Nevertheless, we were among those who watched from the safe distance, after some congratulating with my friends among picigin players. Warm jacket seemed more safety choice.
There weren't only picigin players there, but also two teams of beach football players. A little bit more comfortable, but still...
Here is the video we made on Bačvice today.
For football world champion we will have to wait for some time, until the end of the World Cup in Brazil. On the other side of the world, in Split, new world champion in immanently Split beach game picigin was declared, it's team called after its main sponsor, caffe bar Zbirac. Is there any question mark above your head, like "what are these people talking about?"
This Saturday, after bad-weather delay last weekend, a final competition on 10th World Championship in picigin was held, and Zbirac won. What is picigin World Championship? Check out details here.
It was spectacular as usual, except a tide was a little bit too high, so there was no short runs and flying as usual. Nevertheless, all the players were greeted by several hundreds people gathered in the sea and out of it.
This was also an oportunity for some partying on Bacvice, massive dance in the sea, just to mark an official swimming season start, on the first day of summer. May it be a long and sunny season.
Modesty was never one of the virtues of Split, but as long as there is no harm done, who cares. For example, do you know what is picigin (pron. peetseeghin)? It's a simple beach game, where five people are passing small ball to each other, trying to keep it in the air as long as possible, and in the same time making it as hard as possible for their playmates. Ball can't be bought anywhere, the one has to make it by him or herself, usually by peeling tennis ball, and then sand off the rubber until it becomes light enough to hit it.
Simple? Maybe everywhere else, but not in Split. People here believe they invented picigin, and that it's impossible to play it anywhere else but on Bacvice, the city's most popular sandy beach. Not only they believe it, but they also convinced Croatian minstry of culture to protect Bacvice picigin as part of the heritage. You think that's all? For the last ten years, passionate picigin afficionados have their tournament mid June, and call it - what else - Picigin World Championship. There is a little confession I have to make. In 2004, when the first tournament took place, I was working with the then main sponsor, Jutarnji list daily newspaper. As such, I convinced people on Bacvice that tournament should bear this name, with simple explanation. If the best picigin has been played on Bacvice, the winner of Bacvice is the best in the world. Simple as that.

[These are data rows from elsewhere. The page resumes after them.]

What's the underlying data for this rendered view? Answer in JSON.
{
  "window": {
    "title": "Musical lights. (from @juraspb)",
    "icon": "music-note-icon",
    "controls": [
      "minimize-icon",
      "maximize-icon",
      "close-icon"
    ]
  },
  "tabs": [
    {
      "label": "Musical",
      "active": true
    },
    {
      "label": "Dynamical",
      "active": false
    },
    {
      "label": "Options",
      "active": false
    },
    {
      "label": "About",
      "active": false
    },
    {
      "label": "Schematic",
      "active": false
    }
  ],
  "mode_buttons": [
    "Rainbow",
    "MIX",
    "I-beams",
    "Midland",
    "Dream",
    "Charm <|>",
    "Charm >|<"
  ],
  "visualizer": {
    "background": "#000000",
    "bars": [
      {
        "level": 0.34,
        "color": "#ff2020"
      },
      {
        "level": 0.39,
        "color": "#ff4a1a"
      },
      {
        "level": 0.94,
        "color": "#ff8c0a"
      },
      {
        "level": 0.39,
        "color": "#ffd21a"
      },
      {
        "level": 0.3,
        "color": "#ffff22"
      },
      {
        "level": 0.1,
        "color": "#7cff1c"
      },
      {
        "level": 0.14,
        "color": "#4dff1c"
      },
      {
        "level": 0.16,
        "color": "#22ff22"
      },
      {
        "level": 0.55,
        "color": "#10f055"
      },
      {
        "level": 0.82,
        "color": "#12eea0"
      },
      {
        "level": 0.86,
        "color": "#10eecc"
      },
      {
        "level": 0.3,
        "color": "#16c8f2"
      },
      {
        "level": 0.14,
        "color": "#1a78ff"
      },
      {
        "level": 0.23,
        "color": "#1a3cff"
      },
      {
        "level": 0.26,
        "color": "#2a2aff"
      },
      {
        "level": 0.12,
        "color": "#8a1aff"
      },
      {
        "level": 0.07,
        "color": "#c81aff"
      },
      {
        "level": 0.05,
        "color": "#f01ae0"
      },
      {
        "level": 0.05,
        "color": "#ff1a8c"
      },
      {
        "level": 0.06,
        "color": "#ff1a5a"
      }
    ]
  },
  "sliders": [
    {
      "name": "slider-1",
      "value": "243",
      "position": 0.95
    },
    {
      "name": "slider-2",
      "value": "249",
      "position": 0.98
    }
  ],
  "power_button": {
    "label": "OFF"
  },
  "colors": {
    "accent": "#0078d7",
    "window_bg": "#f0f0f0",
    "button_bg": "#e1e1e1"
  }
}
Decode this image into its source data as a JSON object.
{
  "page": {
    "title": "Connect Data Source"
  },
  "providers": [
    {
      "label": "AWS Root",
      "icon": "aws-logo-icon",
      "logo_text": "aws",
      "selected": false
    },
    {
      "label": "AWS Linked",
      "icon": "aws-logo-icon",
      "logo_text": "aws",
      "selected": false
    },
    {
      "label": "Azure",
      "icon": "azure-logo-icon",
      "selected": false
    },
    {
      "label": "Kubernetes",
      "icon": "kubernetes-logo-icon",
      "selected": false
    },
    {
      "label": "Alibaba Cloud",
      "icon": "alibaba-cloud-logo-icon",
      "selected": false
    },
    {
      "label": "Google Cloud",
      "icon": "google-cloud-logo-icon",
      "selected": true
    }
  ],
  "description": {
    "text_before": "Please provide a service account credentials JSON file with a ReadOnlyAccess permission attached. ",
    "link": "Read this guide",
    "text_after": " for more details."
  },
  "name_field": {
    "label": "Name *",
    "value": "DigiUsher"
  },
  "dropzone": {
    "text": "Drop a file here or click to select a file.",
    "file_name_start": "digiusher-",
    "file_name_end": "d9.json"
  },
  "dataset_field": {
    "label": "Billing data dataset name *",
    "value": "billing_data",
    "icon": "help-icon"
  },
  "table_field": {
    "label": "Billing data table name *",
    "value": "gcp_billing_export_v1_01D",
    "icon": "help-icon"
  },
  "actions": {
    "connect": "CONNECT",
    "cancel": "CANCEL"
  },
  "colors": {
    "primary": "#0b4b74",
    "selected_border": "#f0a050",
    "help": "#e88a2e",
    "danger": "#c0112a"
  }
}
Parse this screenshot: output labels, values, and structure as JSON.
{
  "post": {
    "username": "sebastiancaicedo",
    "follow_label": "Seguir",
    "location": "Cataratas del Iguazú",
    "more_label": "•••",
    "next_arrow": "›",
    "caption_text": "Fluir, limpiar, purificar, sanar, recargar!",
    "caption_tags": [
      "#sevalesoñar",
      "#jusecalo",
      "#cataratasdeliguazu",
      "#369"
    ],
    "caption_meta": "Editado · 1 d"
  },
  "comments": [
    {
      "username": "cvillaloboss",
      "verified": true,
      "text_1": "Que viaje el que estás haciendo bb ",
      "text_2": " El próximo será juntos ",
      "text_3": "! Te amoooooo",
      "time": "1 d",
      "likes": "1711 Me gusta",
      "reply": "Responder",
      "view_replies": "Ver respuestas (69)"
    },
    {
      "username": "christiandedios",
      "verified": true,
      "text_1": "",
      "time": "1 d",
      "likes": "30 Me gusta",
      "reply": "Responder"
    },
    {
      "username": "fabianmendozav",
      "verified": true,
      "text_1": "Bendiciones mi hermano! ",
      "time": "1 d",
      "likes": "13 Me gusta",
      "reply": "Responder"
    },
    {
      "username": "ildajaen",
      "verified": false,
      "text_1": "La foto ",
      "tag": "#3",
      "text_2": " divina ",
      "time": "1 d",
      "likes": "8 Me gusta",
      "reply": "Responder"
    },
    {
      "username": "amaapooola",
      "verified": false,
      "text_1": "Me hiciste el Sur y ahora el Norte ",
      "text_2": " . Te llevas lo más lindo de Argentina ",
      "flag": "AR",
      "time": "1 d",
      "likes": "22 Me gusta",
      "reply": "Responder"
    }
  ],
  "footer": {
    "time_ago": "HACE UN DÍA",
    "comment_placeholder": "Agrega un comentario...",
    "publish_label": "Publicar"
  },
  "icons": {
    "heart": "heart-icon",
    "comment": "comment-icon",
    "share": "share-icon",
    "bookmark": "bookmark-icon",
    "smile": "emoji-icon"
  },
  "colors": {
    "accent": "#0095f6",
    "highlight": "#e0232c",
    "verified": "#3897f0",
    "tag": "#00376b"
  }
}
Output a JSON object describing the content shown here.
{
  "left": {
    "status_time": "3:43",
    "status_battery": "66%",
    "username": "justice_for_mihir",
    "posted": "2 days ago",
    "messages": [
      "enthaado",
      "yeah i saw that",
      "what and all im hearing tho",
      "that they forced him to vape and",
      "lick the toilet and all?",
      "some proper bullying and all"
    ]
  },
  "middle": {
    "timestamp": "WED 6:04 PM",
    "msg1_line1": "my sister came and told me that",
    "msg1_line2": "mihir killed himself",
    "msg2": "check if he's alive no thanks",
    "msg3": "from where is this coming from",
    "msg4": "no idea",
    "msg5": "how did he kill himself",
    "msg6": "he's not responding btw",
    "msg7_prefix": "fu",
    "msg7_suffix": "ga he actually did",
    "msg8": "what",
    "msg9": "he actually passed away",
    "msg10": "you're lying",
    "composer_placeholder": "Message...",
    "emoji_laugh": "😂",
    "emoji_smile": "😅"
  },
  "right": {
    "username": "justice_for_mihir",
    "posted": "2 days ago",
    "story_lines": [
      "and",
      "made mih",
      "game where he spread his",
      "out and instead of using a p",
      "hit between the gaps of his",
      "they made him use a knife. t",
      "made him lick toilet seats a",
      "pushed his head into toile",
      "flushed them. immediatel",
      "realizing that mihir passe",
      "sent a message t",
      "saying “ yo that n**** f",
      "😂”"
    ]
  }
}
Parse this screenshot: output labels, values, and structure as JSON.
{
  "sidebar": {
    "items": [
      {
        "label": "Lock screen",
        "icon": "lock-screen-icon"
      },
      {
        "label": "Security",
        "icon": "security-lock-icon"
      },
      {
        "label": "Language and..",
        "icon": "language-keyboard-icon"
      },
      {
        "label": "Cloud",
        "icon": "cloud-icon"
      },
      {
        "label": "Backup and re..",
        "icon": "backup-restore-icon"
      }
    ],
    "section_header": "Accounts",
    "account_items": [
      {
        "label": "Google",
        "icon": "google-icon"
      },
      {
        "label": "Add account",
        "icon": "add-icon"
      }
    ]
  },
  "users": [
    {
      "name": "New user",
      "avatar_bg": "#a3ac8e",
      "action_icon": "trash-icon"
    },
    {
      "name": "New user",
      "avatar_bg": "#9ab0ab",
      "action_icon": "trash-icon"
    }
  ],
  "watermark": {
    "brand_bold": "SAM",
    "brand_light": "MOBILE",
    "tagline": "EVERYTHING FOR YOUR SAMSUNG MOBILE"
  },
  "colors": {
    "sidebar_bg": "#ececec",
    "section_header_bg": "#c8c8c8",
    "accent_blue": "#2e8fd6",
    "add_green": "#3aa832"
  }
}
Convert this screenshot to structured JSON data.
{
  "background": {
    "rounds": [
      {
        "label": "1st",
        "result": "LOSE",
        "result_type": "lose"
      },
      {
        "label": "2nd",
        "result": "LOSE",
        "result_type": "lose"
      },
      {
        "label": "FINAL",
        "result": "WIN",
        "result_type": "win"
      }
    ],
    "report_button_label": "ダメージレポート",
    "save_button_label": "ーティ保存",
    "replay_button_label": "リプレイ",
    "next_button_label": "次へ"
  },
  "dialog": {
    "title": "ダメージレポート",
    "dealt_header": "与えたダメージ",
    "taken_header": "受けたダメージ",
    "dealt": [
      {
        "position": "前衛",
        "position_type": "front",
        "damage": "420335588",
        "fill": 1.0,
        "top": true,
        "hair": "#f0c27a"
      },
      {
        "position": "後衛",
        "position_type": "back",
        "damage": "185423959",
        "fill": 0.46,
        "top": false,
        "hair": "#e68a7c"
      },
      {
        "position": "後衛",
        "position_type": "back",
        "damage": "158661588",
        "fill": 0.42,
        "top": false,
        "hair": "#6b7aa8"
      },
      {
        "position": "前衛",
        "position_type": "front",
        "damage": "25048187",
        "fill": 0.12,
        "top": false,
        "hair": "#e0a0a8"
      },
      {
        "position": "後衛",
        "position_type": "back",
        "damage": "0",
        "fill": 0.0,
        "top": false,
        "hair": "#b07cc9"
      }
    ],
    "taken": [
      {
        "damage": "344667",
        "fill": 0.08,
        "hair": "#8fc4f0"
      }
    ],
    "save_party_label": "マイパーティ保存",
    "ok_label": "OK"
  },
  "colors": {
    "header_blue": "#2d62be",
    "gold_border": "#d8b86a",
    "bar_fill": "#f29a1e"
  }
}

This Saturday, for the tenth time, begins this strange, but popular competition. Announced program is richer than ever, and it seems that main goal is to commemorate all the sports that were ever played on Bacvice. So, there will be matches and short tournaments in sand football, sea rugby, waterpolo, rowing, triathlon, and of course, picigin. World championship qualifying competition is scheduled for June 7 and 8, and finals are on June 14. , More than that, there will be presentation of Mediterranean food, with klapa singers, and this beach will get the Blue flag, sign of the clean sea water and well-kept environment. In short, a week long celebration of Bacvice. Just to forget about that other event close to Copacabana.
Bol's famous Zlatni Rat beach is Croatia's most famous, and know to change shape with the tides and winds, but the last few days have been truly incredible. A game of the local watersport 'picigin' in a lake in the middle of the beach on January 13, 2016.